== What this task involves ==
Count the lines below that contain the word "icon", and reply with that number alone.

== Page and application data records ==
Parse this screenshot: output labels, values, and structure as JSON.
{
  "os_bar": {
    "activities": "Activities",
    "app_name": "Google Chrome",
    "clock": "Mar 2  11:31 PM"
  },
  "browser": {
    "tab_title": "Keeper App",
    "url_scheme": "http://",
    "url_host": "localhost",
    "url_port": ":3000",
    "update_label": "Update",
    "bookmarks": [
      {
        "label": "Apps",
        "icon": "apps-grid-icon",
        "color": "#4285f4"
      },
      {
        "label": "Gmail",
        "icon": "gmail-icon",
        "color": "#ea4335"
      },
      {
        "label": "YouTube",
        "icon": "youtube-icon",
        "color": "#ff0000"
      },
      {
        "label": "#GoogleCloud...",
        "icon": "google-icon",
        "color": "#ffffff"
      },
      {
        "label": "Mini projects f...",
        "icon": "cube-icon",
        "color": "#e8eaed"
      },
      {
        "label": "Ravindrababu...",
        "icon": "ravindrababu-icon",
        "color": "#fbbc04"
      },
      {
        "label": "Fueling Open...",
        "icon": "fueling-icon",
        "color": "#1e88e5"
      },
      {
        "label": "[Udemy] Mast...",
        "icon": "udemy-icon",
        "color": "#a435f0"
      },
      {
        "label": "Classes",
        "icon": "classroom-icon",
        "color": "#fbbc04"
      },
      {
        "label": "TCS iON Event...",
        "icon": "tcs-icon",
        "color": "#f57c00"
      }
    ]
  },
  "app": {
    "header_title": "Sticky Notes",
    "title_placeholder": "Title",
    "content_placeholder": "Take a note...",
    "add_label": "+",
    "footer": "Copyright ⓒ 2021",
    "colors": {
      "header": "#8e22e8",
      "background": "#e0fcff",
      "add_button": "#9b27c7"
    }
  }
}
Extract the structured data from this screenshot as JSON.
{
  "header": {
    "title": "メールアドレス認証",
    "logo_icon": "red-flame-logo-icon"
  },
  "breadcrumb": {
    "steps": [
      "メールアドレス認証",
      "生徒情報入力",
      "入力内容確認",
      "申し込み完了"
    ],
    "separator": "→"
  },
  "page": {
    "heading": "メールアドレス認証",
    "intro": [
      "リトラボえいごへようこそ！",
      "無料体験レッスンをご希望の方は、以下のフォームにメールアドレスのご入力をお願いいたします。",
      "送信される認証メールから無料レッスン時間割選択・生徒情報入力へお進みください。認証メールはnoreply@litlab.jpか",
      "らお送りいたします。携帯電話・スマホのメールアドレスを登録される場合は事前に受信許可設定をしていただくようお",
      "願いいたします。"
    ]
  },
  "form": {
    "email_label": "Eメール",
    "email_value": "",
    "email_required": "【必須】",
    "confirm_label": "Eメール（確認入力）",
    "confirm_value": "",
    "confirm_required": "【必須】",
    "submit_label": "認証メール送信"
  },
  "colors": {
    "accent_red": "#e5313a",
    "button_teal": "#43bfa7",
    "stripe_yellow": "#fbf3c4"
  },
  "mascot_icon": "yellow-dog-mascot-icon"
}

== Answer to this exercise ==
12